[Records from a data collection]
============
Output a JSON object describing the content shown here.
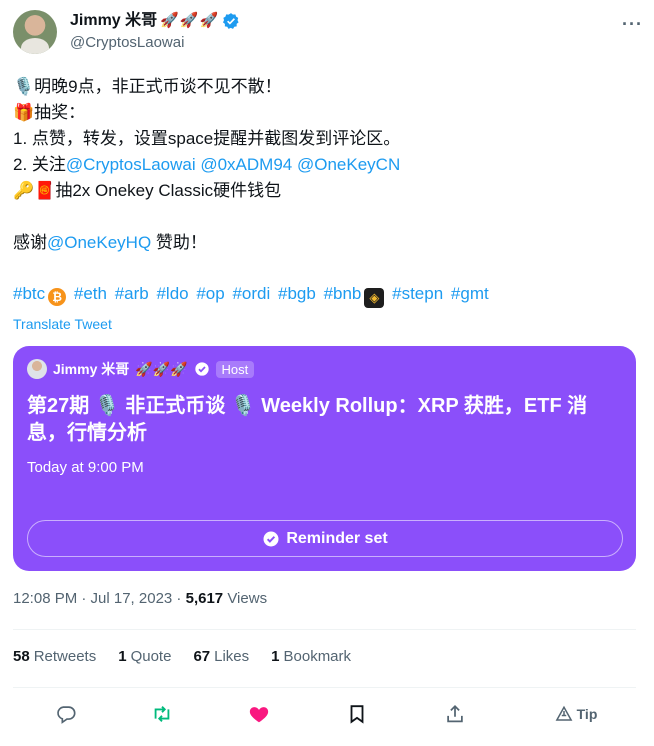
{
  "author": {
    "display_name": "Jimmy 米哥",
    "badges": "🚀🚀🚀",
    "handle": "@CryptosLaowai"
  },
  "tweet": {
    "line1": "🎙️明晚9点，非正式币谈不见不散！",
    "line2": "🎁抽奖：",
    "line3": "1. 点赞，转发，设置space提醒并截图发到评论区。",
    "line4_prefix": "2. 关注",
    "mentions": [
      "@CryptosLaowai",
      "@0xADM94",
      "@OneKeyCN"
    ],
    "line5": "🔑🧧抽2x Onekey Classic硬件钱包",
    "thanks_prefix": "感谢",
    "thanks_mention": "@OneKeyHQ",
    "thanks_suffix": " 赞助！",
    "hashtags": [
      "#btc",
      "#eth",
      "#arb",
      "#ldo",
      "#op",
      "#ordi",
      "#bgb",
      "#bnb",
      "#stepn",
      "#gmt"
    ],
    "translate_label": "Translate Tweet"
  },
  "space": {
    "host_name": "Jimmy 米哥",
    "host_badges": "🚀🚀🚀",
    "host_label": "Host",
    "title": "第27期 🎙️ 非正式币谈 🎙️ Weekly Rollup：XRP 获胜，ETF 消息，行情分析",
    "time": "Today at 9:00 PM",
    "reminder_label": "Reminder set",
    "background_color": "#8b4ffa"
  },
  "meta": {
    "timestamp": "12:08 PM · Jul 17, 2023 · ",
    "views_count": "5,617",
    "views_label": " Views"
  },
  "stats": {
    "retweets_count": "58",
    "retweets_label": "Retweets",
    "quotes_count": "1",
    "quotes_label": "Quote",
    "likes_count": "67",
    "likes_label": "Likes",
    "bookmarks_count": "1",
    "bookmarks_label": "Bookmark"
  },
  "actions": {
    "reply_icon": "reply-icon",
    "retweet_icon": "retweet-icon",
    "like_icon": "heart-icon",
    "bookmark_icon": "bookmark-icon",
    "share_icon": "share-icon",
    "tip_label": "Tip"
  },
  "colors": {
    "accent": "#1d9bf0",
    "retweet_green": "#00ba7c",
    "like_pink": "#f91880",
    "secondary_text": "#536471"
  }
}
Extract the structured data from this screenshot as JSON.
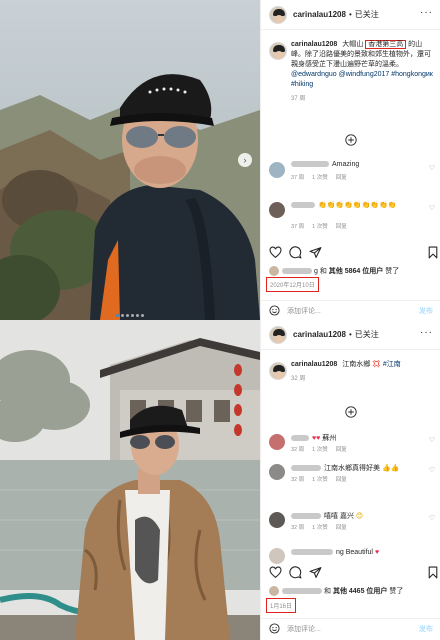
{
  "post1": {
    "username": "carinalau1208",
    "follow_label": "已关注",
    "caption": {
      "text_a": "大帽山",
      "highlight": "香港第三高",
      "text_b": "的山峰。除了沿路優美的景致和郊生植物外，還可親身感受芷下漫山遍野芒草的溫柔。",
      "mentions": "@edwardnguo @windfung2017",
      "tags": "#hongkongик #hiking",
      "time": "37 周"
    },
    "comments": [
      {
        "text": "Amazing",
        "meta": [
          "37 周",
          "1 次赞",
          "回复"
        ]
      },
      {
        "text": "👏👏👏👏👏👏👏👏👏",
        "meta": [
          "37 周",
          "1 次赞",
          "回复"
        ]
      }
    ],
    "likes": {
      "prefix": "g 和",
      "bold": "其他 5864 位用户",
      "suffix": "赞了"
    },
    "date": "2020年12月10日",
    "add_comment_placeholder": "添加评论...",
    "post_label": "发布"
  },
  "post2": {
    "username": "carinalau1208",
    "follow_label": "已关注",
    "caption": {
      "text": "江南水鄉",
      "emoji": "💢",
      "tags": "#江南",
      "time": "32 周"
    },
    "comments": [
      {
        "text": "蘇州",
        "meta": [
          "32 周",
          "1 次赞",
          "回复"
        ]
      },
      {
        "text": "江南水鄉真得好美",
        "meta": [
          "32 周",
          "1 次赞",
          "回复"
        ]
      },
      {
        "text": "嘻嘻 嘉兴",
        "meta": [
          "32 周",
          "1 次赞",
          "回复"
        ]
      },
      {
        "text": "ng Beautiful",
        "meta": []
      }
    ],
    "likes": {
      "prefix": "和",
      "bold": "其他 4465 位用户",
      "suffix": "赞了"
    },
    "date": "1月16日",
    "add_comment_placeholder": "添加评论...",
    "post_label": "发布"
  },
  "colors": {
    "highlight_box": "#e0241b",
    "link": "#00376b",
    "muted": "#8e8e8e",
    "border": "#efefef"
  }
}
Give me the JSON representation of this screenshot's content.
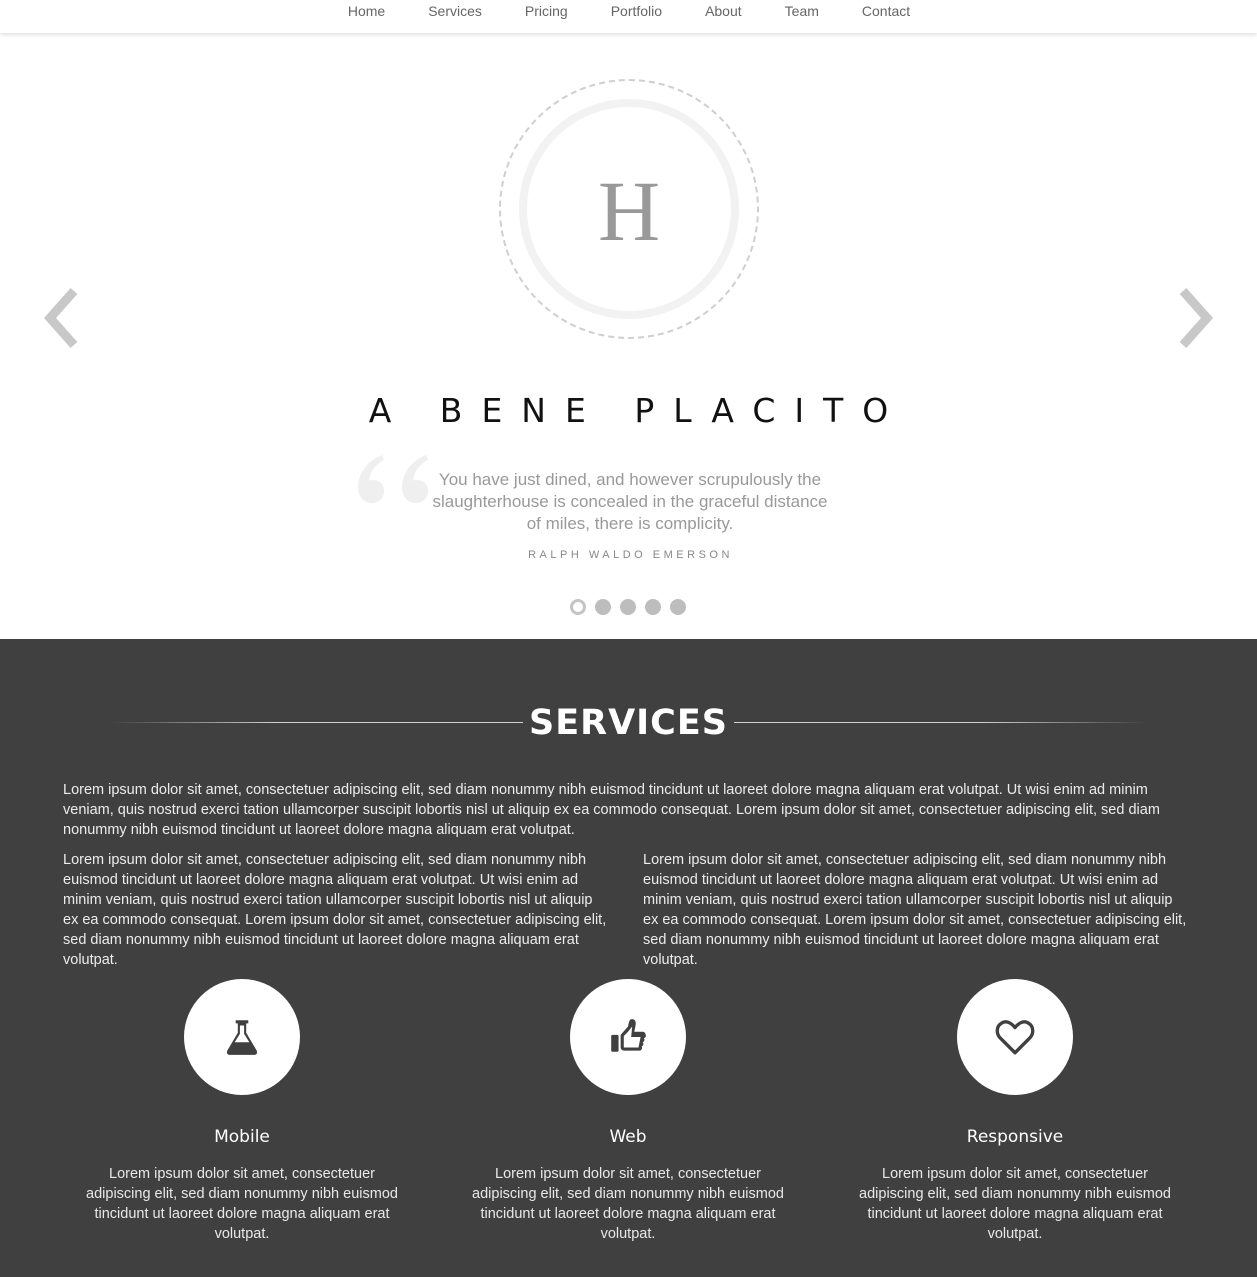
{
  "nav": {
    "items": [
      "Home",
      "Services",
      "Pricing",
      "Portfolio",
      "About",
      "Team",
      "Contact"
    ]
  },
  "hero": {
    "logo_letter": "H",
    "slide_title": "A BENE PLACITO",
    "quote": "You have just dined, and however scrupulously the slaughterhouse is concealed in the graceful distance of miles, there is complicity.",
    "author": "RALPH WALDO EMERSON",
    "slide_count": 5,
    "active_slide": 1,
    "prev_icon": "chevron-left-icon",
    "next_icon": "chevron-right-icon"
  },
  "services": {
    "title": "SERVICES",
    "intro": "Lorem ipsum dolor sit amet, consectetuer adipiscing elit, sed diam nonummy nibh euismod tincidunt ut laoreet dolore magna aliquam erat volutpat. Ut wisi enim ad minim veniam, quis nostrud exerci tation ullamcorper suscipit lobortis nisl ut aliquip ex ea commodo consequat. Lorem ipsum dolor sit amet, consectetuer adipiscing elit, sed diam nonummy nibh euismod tincidunt ut laoreet dolore magna aliquam erat volutpat.",
    "col_left": "Lorem ipsum dolor sit amet, consectetuer adipiscing elit, sed diam nonummy nibh euismod tincidunt ut laoreet dolore magna aliquam erat volutpat. Ut wisi enim ad minim veniam, quis nostrud exerci tation ullamcorper suscipit lobortis nisl ut aliquip ex ea commodo consequat. Lorem ipsum dolor sit amet, consectetuer adipiscing elit, sed diam nonummy nibh euismod tincidunt ut laoreet dolore magna aliquam erat volutpat.",
    "col_right": "Lorem ipsum dolor sit amet, consectetuer adipiscing elit, sed diam nonummy nibh euismod tincidunt ut laoreet dolore magna aliquam erat volutpat. Ut wisi enim ad minim veniam, quis nostrud exerci tation ullamcorper suscipit lobortis nisl ut aliquip ex ea commodo consequat. Lorem ipsum dolor sit amet, consectetuer adipiscing elit, sed diam nonummy nibh euismod tincidunt ut laoreet dolore magna aliquam erat volutpat.",
    "features": [
      {
        "icon": "flask-icon",
        "title": "Mobile",
        "text": "Lorem ipsum dolor sit amet, consectetuer adipiscing elit, sed diam nonummy nibh euismod tincidunt ut laoreet dolore magna aliquam erat volutpat."
      },
      {
        "icon": "thumbs-up-icon",
        "title": "Web",
        "text": "Lorem ipsum dolor sit amet, consectetuer adipiscing elit, sed diam nonummy nibh euismod tincidunt ut laoreet dolore magna aliquam erat volutpat."
      },
      {
        "icon": "heart-icon",
        "title": "Responsive",
        "text": "Lorem ipsum dolor sit amet, consectetuer adipiscing elit, sed diam nonummy nibh euismod tincidunt ut laoreet dolore magna aliquam erat volutpat."
      }
    ]
  },
  "colors": {
    "services_bg": "#404040",
    "icon": "#404040",
    "dot": "#bdbdbd"
  }
}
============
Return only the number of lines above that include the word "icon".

11